The Digital 45 packages range from $1.49 to $1.99. But as with the vinyl 45s—which are still a staple of indie record labels—it’s questionable whether users will want to pay a little more simply for an extra song and old album art. After all, users still have the option of paying $1.29 for Prince’s 1986 hit Kiss by itself—will they really pay another 70 cents for the previously unreleased “Love or Money”? (The latter is also available for 99 cents alone.) Rhino is owned by Warner Music Group (NYSE: WMG), which doesn’t break out results for the unit. Download sales has been one of the few bright spots for Warner Music over the last year. In the second quarter, digital income was up 7.1 percent to $166 million.

David Dorn, Rhino’s SVP for e-commerce and international catalog strategy, tells BillboardBiz that creating an event—like the 45’s 60th birthday, as if anyone was celebrating it—is a good way to get oldies some attention. “If you put a whole lot of them in the store in one shot, then they all sit there. They’ll have their promotion period, and some of them will get featured, but then they just sit in the store. To me it’s more interesting to market them each month and create a program around them and have something new to talk about every month.”


Mark Pasetsky: GQ’s Cover Blunder: Where’s Channing Tatum Shirtless?

GQ released its hot cover featuring Channing Tatum and it’s spreading like wildfire all over the Internet.

What’s also getting a ton of buzz?

The even hotter shirtless pics of Channing inside GQ. CLICK HERE to see the pics!

So – why didn’t GQ put the picture of Channing shirtless on the cover?

The magazine looks like it’s assuming the general newsstand buyer will remember seeing the shirtless pictures of Channing online and connect them to the cover.

In today’s hyper-competitive newsstand business, that’s a big mistake!

While it wouldn’t fit GQ’s traditional format, the magazine should have at least inset the picture – ultimately reminding the consumer that the pics are inside.

CLICK HERE to see the cover at CoverAwards!

Sound off below!


A Plan To Upend The Domain-Name System Runs Into Opposition

ICANN, the non-profit group that regulates domain names, wants to vastly expand the number of “top level domain names” beyond the 21 that currently exist, such as .com, .net, and .mobi. But the proposal, which is expected to go into effect next year, is running into lots of opposition. ICANN says that by adding top-level domains it will “promote competition in the domain-name marketplace” and prompt “innovation.” At the first public meeting held on the initiative, however, the response was largely negative, at least according to a report on InternetNews.com. Several lawyers said the plan could put a big burden on groups such as sports leagues that might feel the need to purchase all the domains related to their trademarks in all of the new top-level domains.
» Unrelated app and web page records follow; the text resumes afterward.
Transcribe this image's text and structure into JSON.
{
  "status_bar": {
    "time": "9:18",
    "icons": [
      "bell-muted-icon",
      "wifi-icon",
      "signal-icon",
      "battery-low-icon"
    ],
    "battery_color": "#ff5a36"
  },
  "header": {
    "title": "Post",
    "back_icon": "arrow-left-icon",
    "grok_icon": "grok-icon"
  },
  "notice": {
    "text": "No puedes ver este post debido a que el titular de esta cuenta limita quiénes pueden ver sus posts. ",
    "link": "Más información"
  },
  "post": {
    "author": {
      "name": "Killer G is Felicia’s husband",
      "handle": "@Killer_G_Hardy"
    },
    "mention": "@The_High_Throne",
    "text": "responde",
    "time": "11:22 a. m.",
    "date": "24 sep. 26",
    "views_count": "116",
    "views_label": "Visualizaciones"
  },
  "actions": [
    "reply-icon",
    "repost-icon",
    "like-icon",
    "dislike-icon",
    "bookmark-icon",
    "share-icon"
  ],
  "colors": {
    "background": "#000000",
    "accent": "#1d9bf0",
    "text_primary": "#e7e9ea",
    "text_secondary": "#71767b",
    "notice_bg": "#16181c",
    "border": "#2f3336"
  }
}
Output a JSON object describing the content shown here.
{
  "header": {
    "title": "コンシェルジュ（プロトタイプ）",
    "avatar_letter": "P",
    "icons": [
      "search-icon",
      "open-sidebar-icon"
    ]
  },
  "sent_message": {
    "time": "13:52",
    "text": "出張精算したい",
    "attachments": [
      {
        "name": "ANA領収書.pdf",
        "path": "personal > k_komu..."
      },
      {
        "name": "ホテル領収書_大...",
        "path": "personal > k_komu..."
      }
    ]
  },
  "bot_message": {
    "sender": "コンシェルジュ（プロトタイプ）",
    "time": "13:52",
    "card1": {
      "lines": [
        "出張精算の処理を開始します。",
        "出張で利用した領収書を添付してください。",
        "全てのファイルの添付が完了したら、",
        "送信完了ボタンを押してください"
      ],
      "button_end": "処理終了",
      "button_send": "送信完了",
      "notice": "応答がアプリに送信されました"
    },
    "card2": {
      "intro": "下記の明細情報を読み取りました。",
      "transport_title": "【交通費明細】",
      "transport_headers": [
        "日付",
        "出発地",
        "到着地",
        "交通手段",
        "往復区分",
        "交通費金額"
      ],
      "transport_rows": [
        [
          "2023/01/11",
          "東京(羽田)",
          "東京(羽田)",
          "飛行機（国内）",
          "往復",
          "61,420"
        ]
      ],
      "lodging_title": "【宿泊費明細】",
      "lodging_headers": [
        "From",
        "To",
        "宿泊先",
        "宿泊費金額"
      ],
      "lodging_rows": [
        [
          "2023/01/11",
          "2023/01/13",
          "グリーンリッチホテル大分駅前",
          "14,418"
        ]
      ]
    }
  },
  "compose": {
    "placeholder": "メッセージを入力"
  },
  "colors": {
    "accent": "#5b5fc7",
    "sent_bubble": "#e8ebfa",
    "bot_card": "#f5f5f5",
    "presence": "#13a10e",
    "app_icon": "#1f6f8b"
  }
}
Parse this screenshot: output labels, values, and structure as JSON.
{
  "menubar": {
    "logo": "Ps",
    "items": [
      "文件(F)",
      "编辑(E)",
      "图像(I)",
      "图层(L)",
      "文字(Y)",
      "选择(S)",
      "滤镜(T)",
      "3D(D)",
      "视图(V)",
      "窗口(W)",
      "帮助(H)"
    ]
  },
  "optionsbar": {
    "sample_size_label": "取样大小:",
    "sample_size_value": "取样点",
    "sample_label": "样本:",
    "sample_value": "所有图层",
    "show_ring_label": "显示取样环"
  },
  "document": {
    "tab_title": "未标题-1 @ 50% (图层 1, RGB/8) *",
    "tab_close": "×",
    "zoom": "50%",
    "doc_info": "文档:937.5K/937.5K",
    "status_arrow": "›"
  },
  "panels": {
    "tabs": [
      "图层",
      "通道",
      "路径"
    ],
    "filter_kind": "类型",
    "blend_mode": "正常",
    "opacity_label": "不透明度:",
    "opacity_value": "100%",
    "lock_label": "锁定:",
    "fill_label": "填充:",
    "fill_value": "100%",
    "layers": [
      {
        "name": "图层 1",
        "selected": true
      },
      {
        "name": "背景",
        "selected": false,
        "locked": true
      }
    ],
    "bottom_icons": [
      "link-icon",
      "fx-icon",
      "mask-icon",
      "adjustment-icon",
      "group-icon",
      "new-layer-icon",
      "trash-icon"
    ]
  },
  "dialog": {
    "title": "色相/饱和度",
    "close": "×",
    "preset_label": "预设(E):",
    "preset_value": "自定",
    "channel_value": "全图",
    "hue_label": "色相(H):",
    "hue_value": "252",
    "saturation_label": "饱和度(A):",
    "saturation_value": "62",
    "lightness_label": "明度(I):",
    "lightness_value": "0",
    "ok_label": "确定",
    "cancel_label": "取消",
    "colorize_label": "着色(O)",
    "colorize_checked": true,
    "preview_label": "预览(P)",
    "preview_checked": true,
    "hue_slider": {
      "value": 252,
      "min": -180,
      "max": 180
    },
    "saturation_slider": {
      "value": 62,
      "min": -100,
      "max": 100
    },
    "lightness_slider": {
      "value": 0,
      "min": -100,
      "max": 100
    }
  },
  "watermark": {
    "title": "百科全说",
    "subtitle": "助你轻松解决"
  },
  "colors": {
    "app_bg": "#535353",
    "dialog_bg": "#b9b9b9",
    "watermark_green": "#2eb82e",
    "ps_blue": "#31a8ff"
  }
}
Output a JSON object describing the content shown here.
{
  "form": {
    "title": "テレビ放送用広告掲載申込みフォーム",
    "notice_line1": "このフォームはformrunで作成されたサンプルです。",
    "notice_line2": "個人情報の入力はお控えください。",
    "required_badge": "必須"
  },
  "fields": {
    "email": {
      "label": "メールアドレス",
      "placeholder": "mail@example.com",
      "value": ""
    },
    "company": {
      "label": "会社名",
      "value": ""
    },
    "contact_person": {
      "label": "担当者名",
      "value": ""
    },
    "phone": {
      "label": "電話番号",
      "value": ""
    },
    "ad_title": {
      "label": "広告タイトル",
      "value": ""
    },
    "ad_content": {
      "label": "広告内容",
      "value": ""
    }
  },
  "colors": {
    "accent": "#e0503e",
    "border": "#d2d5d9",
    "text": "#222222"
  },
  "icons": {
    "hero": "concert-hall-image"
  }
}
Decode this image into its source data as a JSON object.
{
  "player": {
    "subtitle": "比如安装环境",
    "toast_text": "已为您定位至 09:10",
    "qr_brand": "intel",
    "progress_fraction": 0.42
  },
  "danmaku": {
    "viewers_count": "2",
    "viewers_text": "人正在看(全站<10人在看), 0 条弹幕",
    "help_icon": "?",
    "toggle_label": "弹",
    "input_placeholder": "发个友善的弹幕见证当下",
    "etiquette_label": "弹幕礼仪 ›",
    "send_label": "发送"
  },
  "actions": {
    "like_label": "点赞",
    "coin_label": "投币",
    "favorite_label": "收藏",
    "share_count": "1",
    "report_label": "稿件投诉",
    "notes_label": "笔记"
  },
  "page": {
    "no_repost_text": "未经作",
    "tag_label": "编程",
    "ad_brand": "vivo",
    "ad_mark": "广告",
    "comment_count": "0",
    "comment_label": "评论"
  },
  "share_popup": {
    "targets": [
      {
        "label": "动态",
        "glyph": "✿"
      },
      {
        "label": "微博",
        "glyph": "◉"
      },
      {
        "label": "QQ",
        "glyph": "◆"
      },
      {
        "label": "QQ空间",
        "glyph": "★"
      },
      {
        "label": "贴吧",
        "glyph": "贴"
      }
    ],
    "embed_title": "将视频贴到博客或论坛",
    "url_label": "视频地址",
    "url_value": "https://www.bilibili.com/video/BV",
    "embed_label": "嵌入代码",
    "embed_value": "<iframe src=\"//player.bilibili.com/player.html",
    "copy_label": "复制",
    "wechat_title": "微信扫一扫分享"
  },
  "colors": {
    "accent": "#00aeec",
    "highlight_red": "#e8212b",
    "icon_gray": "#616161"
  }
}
A lawyer for Turner Broadcasting also said it could create new opportunities for sites to try to steal other sites’ identities, leading to the possibility of fake news stories that seemed real.

The vocal opposition follows written criticism ICANN has received from several groups including the U.S. Department of Justice and the National Telecommunications Information Agency, which have said that the new domains will likely create confusion among consumers and also force trademark owners to defensively purchase domain names. The DOJ and the NTIA both want the initiative delayed until ICANN completes a study to determine some of its economic implications, according to a report on the ICANN website. ICANN doesn’t seem inclined to bend. It says it has already spent $13 million on designing the program and lists a number of initiatives it is undertaking to respond to the feedback.

Under a draft plan, anybody will be able to apply for a top level domain name, although they will have to fork over a $185,000 application fee to ICANN first. ICANN will then evaluate applicants based on whether they are financially and technically able to run a registry. Once an application is accepted based on those criteria, ICANN will invite third parties to post any objections they may have, before ultimately deciding whether or not to give the entity the go ahead.